Exploring the Challenges and Joys of Navigating Life's Journey with a Learning Disability
Contributed by: Michelle Steiner
One of the biggest passions in my life is flowers. I love to take pictures of flowers, and visit botanical gardens. I also love to grow my own flowers and plants. Another significant part of my life is having a Learning Disability. Living with this type of disability is like living in a garden. Much like the flowers I grow, I had to tend and care for. All flowers and plants go through the same process to grow.
A plant or a flower begins with a seed. How I enjoy picking out seeds to plant! Much care and thought goes into the types of seeds I wish to plant. I think of the vegetables we like to eat and the types of flowers I like. Unlike the packets of seeds, I plant each spring, I didn’t get to chose the seed of having a disability. I was officially diagnosed with a Learning Disability as a young seedling in kindergarten.
Despite my resistance to having this I was planted into the ground. When you plant a flower it is important to plant in the best soil for it grow. My disability made the soil I was planted in rocky and tough. From the very beginning people thought I wouldn’t flourish because of my learning difficulties. I struggled with math, eye hand coordination, and hand writing. I also struggled socially. My peers seemed to have an easier time in the same ground.
Location is also important for a plant or flower to grow. Some blooms need sunlight, while others thrive in the shade. The small town I grew up in was not the ideal location to be different. Differences were feared not celebrated. My peers knew that I went to the Learning Support room, but knew little of what went on there. Many of my peers thought that I got the answers and did easy work.
Plants and flowers also need water and air to grow. I needed to have specialty instruction and accommodations to learn. I received special instruction and had accommodations. I had to have the test read aloud to me and extra time to complete the test. The supports worked in all areas except math and eye-hand ordination. To my surprise, I began to see the roots and stems begin to develop. My grades improved and found things I was good at, such as reading and writing. School got easier for me academically as I progressed. In high school ,I was in all general education classes except for math and resource room.
Socially school got harder for me. The groups became more defined and I felt like I didn’t fit in any group. I had difficulty relating to my learning support peers. Most of them struggled with reading disabilities, not math. Some of them came from rough backgrounds and had behavior issues. My regular education peers lumped me with the other learning support students and didn’t view me as smart.
My improvement continued and I went through the next step of developing leaves. I knew that I wanted to go to college but was hesitant because of learning difficulties. I had a teacher who encouraged me to go to a vocational training program even though none of the programs offered interested me. Thankfully I found a program that interested me with disability accommodations. When I graduated I had a small bud of hope.

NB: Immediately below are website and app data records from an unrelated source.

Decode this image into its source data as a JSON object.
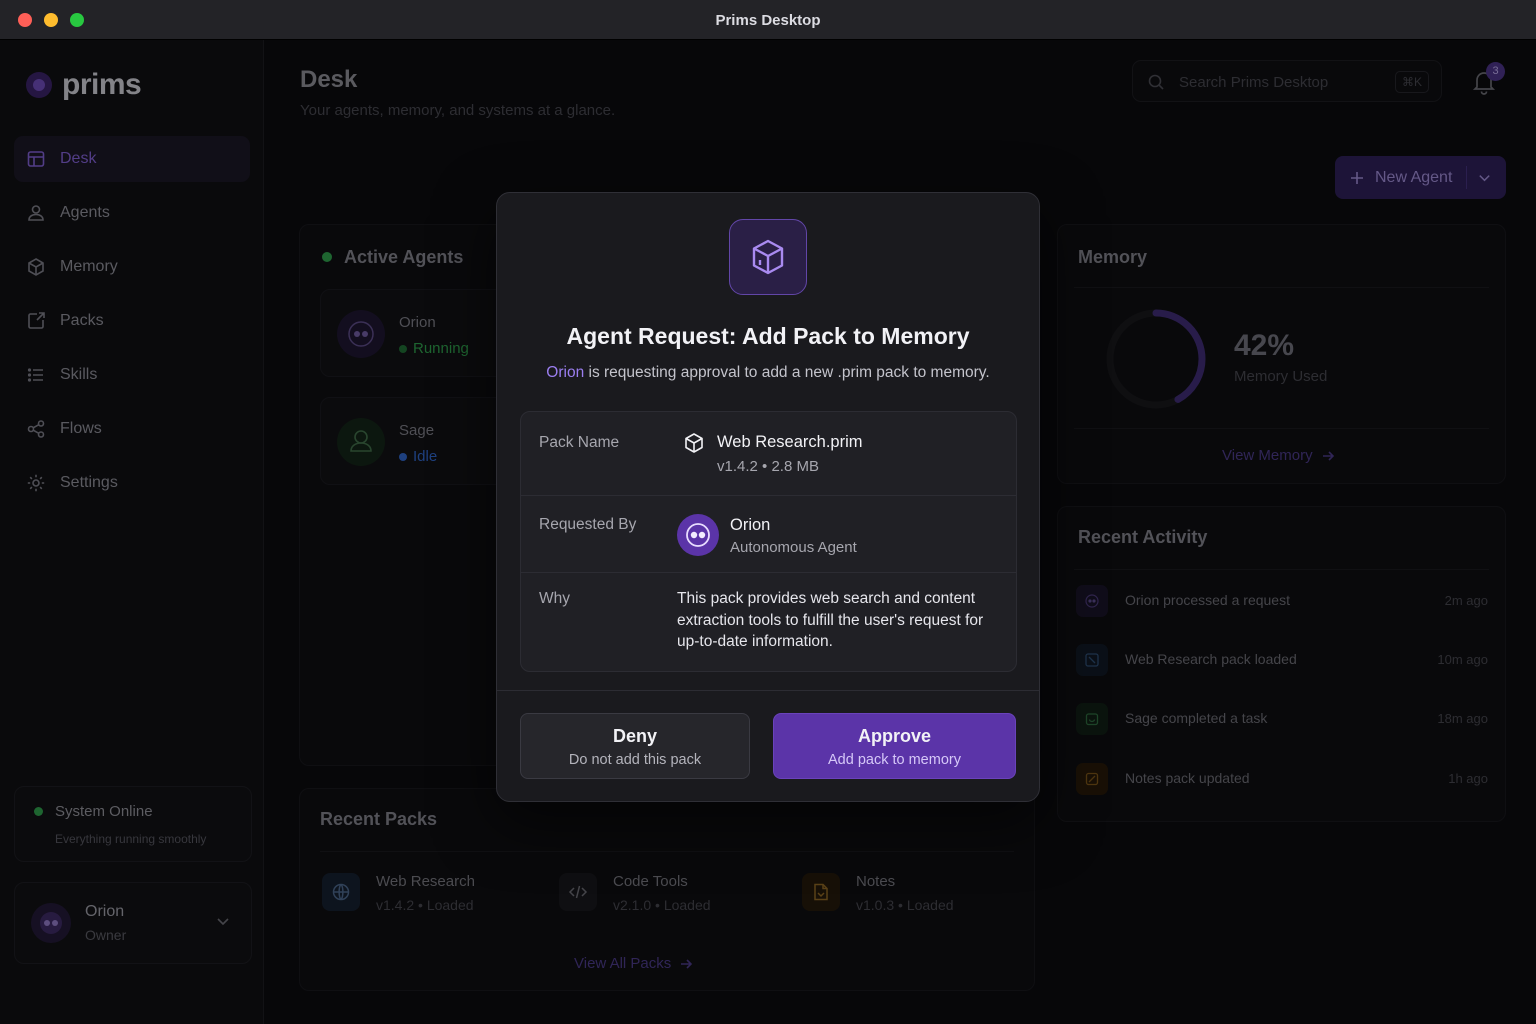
{
  "window": {
    "title": "Prims Desktop"
  },
  "sidebar": {
    "brand": "prims",
    "items": [
      {
        "label": "Desk",
        "icon": "desk-icon",
        "active": true
      },
      {
        "label": "Agents",
        "icon": "user-icon"
      },
      {
        "label": "Memory",
        "icon": "cube-icon"
      },
      {
        "label": "Packs",
        "icon": "package-icon"
      },
      {
        "label": "Skills",
        "icon": "list-icon"
      },
      {
        "label": "Flows",
        "icon": "share-icon"
      },
      {
        "label": "Settings",
        "icon": "gear-icon"
      }
    ],
    "status": {
      "title": "System Online",
      "subtitle": "Everything running smoothly"
    },
    "user": {
      "name": "Orion",
      "role": "Owner"
    }
  },
  "header": {
    "title": "Desk",
    "subtitle": "Your agents, memory, and systems at a glance.",
    "search_placeholder": "Search Prims Desktop",
    "search_shortcut": "⌘K",
    "notification_count": "3",
    "new_agent_label": "New Agent"
  },
  "active_agents": {
    "title": "Active Agents",
    "agents": [
      {
        "name": "Orion",
        "status": "Running",
        "status_color": "#2e9b4b"
      },
      {
        "name": "Sage",
        "status": "Idle",
        "status_color": "#2f63c4"
      }
    ]
  },
  "memory": {
    "title": "Memory",
    "value": "42%",
    "percent": 42,
    "label": "Memory Used",
    "link": "View Memory"
  },
  "recent_activity": {
    "title": "Recent Activity",
    "items": [
      {
        "text": "Orion processed a request",
        "time": "2m ago",
        "color": "#3b2a66"
      },
      {
        "text": "Web Research pack loaded",
        "time": "10m ago",
        "color": "#1d3557"
      },
      {
        "text": "Sage completed a task",
        "time": "18m ago",
        "color": "#1e4a2e"
      },
      {
        "text": "Notes pack updated",
        "time": "1h ago",
        "color": "#5a3b12"
      }
    ]
  },
  "recent_packs": {
    "title": "Recent Packs",
    "packs": [
      {
        "name": "Web Research",
        "version": "v1.4.2",
        "status": "Loaded"
      },
      {
        "name": "Code Tools",
        "version": "v2.1.0",
        "status": "Loaded"
      },
      {
        "name": "Notes",
        "version": "v1.0.3",
        "status": "Loaded"
      }
    ],
    "link": "View All Packs"
  },
  "modal": {
    "title": "Agent Request: Add Pack to Memory",
    "subtitle_agent": "Orion",
    "subtitle_text": " is requesting approval to add a new .prim pack to memory.",
    "pack_label": "Pack Name",
    "pack_name": "Web Research.prim",
    "pack_meta": "v1.4.2  •  2.8 MB",
    "requested_label": "Requested By",
    "requester_name": "Orion",
    "requester_role": "Autonomous Agent",
    "why_label": "Why",
    "why_text": "This pack provides web search and content extraction tools to fulfill the user's request for up-to-date information.",
    "deny_title": "Deny",
    "deny_sub": "Do not add this pack",
    "approve_title": "Approve",
    "approve_sub": "Add pack to memory"
  }
}
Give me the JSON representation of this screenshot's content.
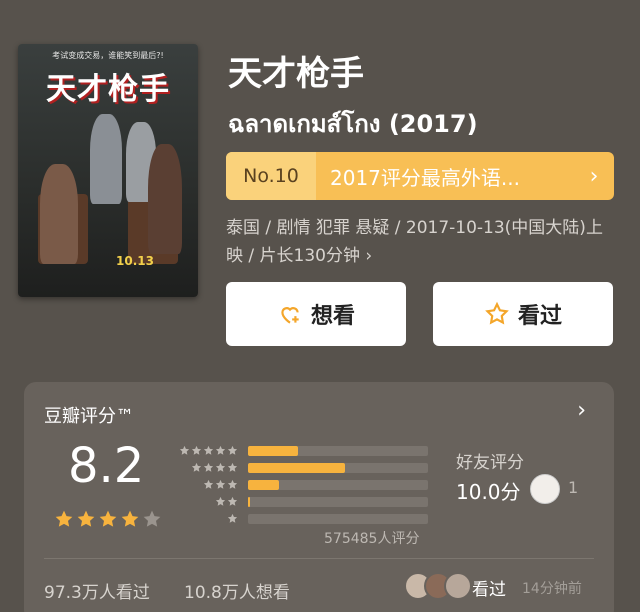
{
  "poster": {
    "tagline": "考试变成交易，谁能笑到最后?!",
    "title": "天才枪手",
    "date": "10.13"
  },
  "movie": {
    "title_cn": "天才枪手",
    "title_original": "ฉลาดเกมส์โกง (2017)",
    "rank_no": "No.10",
    "rank_text": "2017评分最高外语...",
    "meta": "泰国 / 剧情 犯罪 悬疑 / 2017-10-13(中国大陆)上映 / 片长130分钟 ›"
  },
  "actions": {
    "want_label": "想看",
    "seen_label": "看过"
  },
  "rating": {
    "label": "豆瓣评分™",
    "score": "8.2",
    "stars": 4,
    "distribution": [
      0.28,
      0.54,
      0.17,
      0.01,
      0.0
    ],
    "count": "575485人评分",
    "friend_label": "好友评分",
    "friend_score": "10.0分",
    "friend_count": "1"
  },
  "stats": {
    "watched": "97.3万人看过",
    "wish": "10.8万人想看",
    "seen_label": "看过",
    "seen_ago": "14分钟前"
  },
  "colors": {
    "background": "#57524c",
    "accent": "#f8bf55",
    "star": "#f7b33e"
  }
}
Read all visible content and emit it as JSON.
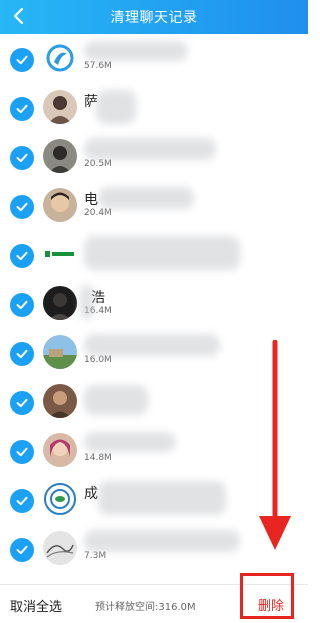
{
  "header": {
    "title": "清理聊天记录",
    "back_icon": "chevron-left-icon"
  },
  "colors": {
    "header": "#1f8fee",
    "check": "#1aa1f4",
    "delete": "#e8261f"
  },
  "chats": [
    {
      "name": "",
      "size": "57.6M",
      "avatar": "swirl-logo"
    },
    {
      "name": "萨",
      "size": "",
      "avatar": "person-photo"
    },
    {
      "name": "",
      "size": "20.5M",
      "avatar": "person-photo"
    },
    {
      "name": "电",
      "size": "20.4M",
      "avatar": "person-photo"
    },
    {
      "name": "",
      "size": "",
      "avatar": "green-logo"
    },
    {
      "name": "浩",
      "size": "16.4M",
      "avatar": "dark-photo"
    },
    {
      "name": "",
      "size": "16.0M",
      "avatar": "landscape-photo"
    },
    {
      "name": "",
      "size": "",
      "avatar": "person-photo"
    },
    {
      "name": "",
      "size": "14.8M",
      "avatar": "person-photo"
    },
    {
      "name": "成",
      "size": "",
      "avatar": "badge-logo"
    },
    {
      "name": "",
      "size": "7.3M",
      "avatar": "sketch-photo"
    }
  ],
  "footer": {
    "select_all": "取消全选",
    "release": "预计释放空间:316.0M",
    "delete": "删除"
  }
}
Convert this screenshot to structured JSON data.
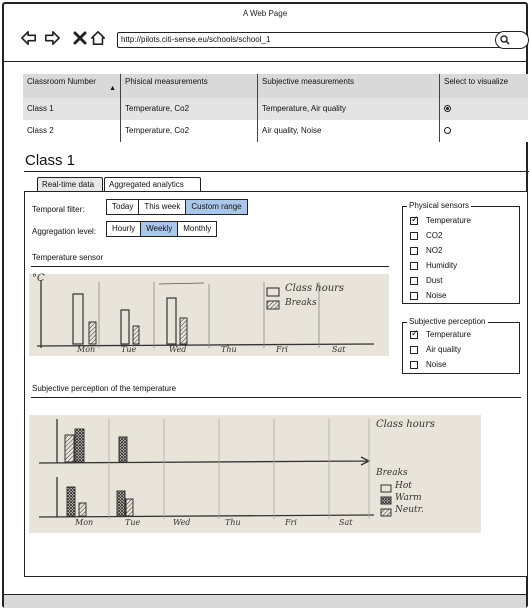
{
  "window": {
    "title": "A Web Page"
  },
  "browser": {
    "url": "http://pilots.citi-sense.eu/schools/school_1"
  },
  "table": {
    "headers": [
      "Classroom Number",
      "Phisical measurements",
      "Subjective measurements",
      "Select to visualize"
    ],
    "rows": [
      {
        "classroom": "Class 1",
        "physical": "Temperature, Co2",
        "subjective": "Temperature, Air quality",
        "selected": true
      },
      {
        "classroom": "Class 2",
        "physical": "Temperature, Co2",
        "subjective": "Air quality, Noise",
        "selected": false
      }
    ]
  },
  "page": {
    "title": "Class 1"
  },
  "tabs": [
    {
      "label": "Real-time data",
      "active": false
    },
    {
      "label": "Aggregated analytics",
      "active": true
    }
  ],
  "filters": {
    "temporal_label": "Temporal filter:",
    "temporal_options": [
      "Today",
      "This week",
      "Custom range"
    ],
    "temporal_selected": "Custom range",
    "aggregation_label": "Aggregation level:",
    "aggregation_options": [
      "Hourly",
      "Weekly",
      "Monthly"
    ],
    "aggregation_selected": "Weekly"
  },
  "sections": {
    "temperature_title": "Temperature sensor",
    "perception_title": "Subjective perception of the temperature"
  },
  "sketch1": {
    "y_unit": "°C",
    "days": [
      "Mon",
      "Tue",
      "Wed",
      "Thu",
      "Fri",
      "Sat"
    ],
    "legend": [
      "Class hours",
      "Breaks"
    ]
  },
  "sketch2": {
    "days": [
      "Mon",
      "Tue",
      "Wed",
      "Thu",
      "Fri",
      "Sat"
    ],
    "top_label": "Class hours",
    "bottom_label": "Breaks",
    "legend": [
      "Hot",
      "Warm",
      "Neutr."
    ]
  },
  "physical_sensors": {
    "legend": "Physical sensors",
    "items": [
      {
        "label": "Temperature",
        "checked": true
      },
      {
        "label": "CO2",
        "checked": false
      },
      {
        "label": "NO2",
        "checked": false
      },
      {
        "label": "Humidity",
        "checked": false
      },
      {
        "label": "Dust",
        "checked": false
      },
      {
        "label": "Noise",
        "checked": false
      }
    ]
  },
  "subjective_perception": {
    "legend": "Subjective perception",
    "items": [
      {
        "label": "Temperature",
        "checked": true
      },
      {
        "label": "Air quality",
        "checked": false
      },
      {
        "label": "Noise",
        "checked": false
      }
    ]
  },
  "colors": {
    "selected_segment": "#a9c7ea",
    "photo_paper": "#e9e4da",
    "table_header": "#d9d9d9"
  }
}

The final step in the process is for a flower to turn to seeds. The seeds spread and help other flowers to grow. I now get to spread the seeds of my success to help others. I work as a teacher’s aide in a school with students with disabilities. I hope that they will be able to bloom to their full potential.
My disability didn’t end when I graduated, got a job, or had any other success. I still have to look for different ways to learn and live I have learned to appreciate the bloom of my disability. Having one may have a life that doesn’t look like the other flowers in the garden. The variety of flowers makes a beautiful display. Each variety has a unique purpose.
The bloom didn’t happen without a process. I didn’t get to choose the seed or flower that I received, but I have learned to love it and wouldn’t trade it for anything.
LEXIA LEARNERS LOUNGE
Jess Arce is a homeschool mom of four, a tutor for children & adults who struggle with Dyslexia & Dysgraphia and an all around entrepreneur. She is passionate about helping others understand dyslexia.